### WORK TO BE COMPLETED
If a line in the records contains the word "Picture", count it; state the resulting number and nothing more.

(Excerpts from a dataset)
--------------------

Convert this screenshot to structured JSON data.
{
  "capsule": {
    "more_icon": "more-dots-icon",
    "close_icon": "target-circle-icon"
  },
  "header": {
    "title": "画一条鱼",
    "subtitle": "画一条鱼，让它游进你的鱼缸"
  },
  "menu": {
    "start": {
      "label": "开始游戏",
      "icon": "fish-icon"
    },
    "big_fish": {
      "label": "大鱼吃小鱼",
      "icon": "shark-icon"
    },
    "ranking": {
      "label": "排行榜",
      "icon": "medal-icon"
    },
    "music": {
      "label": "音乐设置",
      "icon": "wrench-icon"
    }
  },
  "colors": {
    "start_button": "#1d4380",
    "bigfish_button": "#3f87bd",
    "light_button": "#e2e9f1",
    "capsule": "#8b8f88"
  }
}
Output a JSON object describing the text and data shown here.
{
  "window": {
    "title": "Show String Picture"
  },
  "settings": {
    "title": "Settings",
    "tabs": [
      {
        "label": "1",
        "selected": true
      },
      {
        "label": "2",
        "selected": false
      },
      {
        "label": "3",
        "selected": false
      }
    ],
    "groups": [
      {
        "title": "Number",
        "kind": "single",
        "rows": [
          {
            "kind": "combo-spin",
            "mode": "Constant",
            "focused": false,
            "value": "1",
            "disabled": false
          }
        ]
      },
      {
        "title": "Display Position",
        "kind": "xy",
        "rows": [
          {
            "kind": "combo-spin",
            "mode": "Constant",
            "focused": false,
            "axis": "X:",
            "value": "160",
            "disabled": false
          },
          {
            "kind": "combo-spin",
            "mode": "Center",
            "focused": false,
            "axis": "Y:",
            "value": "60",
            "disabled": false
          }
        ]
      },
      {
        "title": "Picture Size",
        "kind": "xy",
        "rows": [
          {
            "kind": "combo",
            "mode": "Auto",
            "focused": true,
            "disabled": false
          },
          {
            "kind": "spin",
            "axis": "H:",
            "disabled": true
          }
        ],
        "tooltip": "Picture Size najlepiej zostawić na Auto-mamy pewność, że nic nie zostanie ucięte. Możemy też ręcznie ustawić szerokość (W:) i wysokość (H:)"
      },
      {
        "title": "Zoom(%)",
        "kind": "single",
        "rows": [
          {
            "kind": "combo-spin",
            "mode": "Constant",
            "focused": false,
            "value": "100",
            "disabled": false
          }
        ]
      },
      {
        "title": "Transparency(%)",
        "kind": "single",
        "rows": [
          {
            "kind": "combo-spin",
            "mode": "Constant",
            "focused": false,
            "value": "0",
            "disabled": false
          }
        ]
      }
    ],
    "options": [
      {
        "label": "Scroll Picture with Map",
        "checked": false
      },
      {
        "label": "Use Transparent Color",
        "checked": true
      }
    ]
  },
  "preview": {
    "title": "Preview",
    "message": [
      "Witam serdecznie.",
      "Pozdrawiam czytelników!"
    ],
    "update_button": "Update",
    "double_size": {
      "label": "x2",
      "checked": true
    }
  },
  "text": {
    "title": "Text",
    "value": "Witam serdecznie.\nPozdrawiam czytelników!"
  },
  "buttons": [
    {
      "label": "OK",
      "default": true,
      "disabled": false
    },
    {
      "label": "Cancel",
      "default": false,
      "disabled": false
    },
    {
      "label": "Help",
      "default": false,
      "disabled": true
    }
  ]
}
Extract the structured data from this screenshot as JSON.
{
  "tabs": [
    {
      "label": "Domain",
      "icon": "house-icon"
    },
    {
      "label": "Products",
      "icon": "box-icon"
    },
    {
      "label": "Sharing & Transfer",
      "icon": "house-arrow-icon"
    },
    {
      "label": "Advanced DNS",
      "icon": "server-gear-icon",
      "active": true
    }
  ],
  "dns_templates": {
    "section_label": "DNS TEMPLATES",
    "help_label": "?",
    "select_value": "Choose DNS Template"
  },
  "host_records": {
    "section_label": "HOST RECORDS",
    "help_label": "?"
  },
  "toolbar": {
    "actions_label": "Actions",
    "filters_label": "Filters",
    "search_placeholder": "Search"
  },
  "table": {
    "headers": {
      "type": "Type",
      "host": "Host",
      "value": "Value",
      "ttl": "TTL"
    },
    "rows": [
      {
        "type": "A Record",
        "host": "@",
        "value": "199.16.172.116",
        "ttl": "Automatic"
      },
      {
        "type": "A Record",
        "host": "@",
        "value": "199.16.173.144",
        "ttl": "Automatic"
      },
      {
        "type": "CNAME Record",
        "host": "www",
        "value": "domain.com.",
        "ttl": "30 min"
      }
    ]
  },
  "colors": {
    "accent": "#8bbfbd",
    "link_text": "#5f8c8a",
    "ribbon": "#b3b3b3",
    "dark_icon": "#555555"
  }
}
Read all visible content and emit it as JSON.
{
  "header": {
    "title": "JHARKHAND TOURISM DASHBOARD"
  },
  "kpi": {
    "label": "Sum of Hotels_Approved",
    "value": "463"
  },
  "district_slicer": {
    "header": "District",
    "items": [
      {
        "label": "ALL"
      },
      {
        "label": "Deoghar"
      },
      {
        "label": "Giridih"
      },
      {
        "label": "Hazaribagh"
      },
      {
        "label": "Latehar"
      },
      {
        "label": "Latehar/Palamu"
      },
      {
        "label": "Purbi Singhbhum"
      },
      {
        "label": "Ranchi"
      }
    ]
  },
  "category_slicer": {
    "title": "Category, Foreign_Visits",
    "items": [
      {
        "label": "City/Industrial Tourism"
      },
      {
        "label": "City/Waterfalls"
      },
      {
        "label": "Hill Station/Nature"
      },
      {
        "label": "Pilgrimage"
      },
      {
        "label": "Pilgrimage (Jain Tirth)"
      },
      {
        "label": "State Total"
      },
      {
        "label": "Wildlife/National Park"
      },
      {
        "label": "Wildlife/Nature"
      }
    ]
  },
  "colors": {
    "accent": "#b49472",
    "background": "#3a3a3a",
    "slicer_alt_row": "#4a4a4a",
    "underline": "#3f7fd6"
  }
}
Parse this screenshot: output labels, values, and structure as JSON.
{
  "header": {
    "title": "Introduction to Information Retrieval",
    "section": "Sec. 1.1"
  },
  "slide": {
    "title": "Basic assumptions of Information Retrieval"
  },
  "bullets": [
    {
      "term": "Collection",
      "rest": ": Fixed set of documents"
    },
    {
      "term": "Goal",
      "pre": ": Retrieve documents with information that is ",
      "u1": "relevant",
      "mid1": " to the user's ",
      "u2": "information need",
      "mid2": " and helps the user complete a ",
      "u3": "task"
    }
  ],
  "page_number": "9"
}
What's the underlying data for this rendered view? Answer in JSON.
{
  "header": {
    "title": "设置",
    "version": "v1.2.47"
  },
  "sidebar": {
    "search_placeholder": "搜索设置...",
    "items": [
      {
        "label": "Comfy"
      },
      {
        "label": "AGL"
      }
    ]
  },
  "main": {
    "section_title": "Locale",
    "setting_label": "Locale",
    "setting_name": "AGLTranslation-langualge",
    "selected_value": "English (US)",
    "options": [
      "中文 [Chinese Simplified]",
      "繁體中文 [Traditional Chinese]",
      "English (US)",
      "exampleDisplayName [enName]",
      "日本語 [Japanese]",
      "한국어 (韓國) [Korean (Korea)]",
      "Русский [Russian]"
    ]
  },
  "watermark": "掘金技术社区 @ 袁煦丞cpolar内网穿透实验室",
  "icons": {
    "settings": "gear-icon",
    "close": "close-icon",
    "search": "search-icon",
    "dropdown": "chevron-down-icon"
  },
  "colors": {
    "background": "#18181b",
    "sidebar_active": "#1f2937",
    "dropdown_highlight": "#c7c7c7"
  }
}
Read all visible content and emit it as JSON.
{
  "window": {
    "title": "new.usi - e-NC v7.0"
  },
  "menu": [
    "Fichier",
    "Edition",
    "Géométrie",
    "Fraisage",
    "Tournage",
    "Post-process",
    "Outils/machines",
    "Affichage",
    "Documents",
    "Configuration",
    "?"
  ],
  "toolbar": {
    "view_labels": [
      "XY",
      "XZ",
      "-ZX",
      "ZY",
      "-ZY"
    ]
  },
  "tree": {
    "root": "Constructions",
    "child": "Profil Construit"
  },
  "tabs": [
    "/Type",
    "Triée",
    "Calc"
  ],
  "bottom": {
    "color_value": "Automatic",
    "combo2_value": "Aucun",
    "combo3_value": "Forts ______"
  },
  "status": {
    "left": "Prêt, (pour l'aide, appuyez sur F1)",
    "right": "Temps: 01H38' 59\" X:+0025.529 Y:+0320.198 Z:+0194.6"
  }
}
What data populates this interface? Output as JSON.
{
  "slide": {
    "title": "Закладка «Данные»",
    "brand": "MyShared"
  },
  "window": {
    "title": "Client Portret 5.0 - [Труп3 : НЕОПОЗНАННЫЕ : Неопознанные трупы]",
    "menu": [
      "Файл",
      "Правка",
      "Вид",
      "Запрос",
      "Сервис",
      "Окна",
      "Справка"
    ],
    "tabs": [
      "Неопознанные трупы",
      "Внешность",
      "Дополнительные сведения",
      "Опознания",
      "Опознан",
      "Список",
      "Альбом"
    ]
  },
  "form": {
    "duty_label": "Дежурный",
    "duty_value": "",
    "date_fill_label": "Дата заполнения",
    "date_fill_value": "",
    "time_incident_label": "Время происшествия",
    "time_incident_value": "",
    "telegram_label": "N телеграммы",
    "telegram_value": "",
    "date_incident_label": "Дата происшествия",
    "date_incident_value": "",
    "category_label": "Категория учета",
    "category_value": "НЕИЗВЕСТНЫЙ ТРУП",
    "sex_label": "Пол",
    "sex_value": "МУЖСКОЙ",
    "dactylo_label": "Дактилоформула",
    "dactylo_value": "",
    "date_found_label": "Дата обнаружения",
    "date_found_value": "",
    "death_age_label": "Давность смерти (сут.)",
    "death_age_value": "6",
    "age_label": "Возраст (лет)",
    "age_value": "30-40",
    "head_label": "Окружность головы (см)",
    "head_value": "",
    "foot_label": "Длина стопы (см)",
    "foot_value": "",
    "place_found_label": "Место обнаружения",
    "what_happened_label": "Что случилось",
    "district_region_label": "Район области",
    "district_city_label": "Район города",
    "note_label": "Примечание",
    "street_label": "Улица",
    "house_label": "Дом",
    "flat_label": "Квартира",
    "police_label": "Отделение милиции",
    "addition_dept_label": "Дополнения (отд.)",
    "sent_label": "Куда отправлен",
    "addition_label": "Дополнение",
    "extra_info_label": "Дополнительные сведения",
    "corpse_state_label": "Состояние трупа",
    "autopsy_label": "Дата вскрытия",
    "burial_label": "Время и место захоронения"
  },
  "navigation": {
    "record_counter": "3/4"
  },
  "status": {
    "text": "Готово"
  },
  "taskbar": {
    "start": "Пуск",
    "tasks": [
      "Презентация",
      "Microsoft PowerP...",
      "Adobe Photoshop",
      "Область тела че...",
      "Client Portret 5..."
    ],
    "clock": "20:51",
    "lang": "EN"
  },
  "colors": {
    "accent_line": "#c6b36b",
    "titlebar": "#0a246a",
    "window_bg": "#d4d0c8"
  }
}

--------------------

### RESULT
4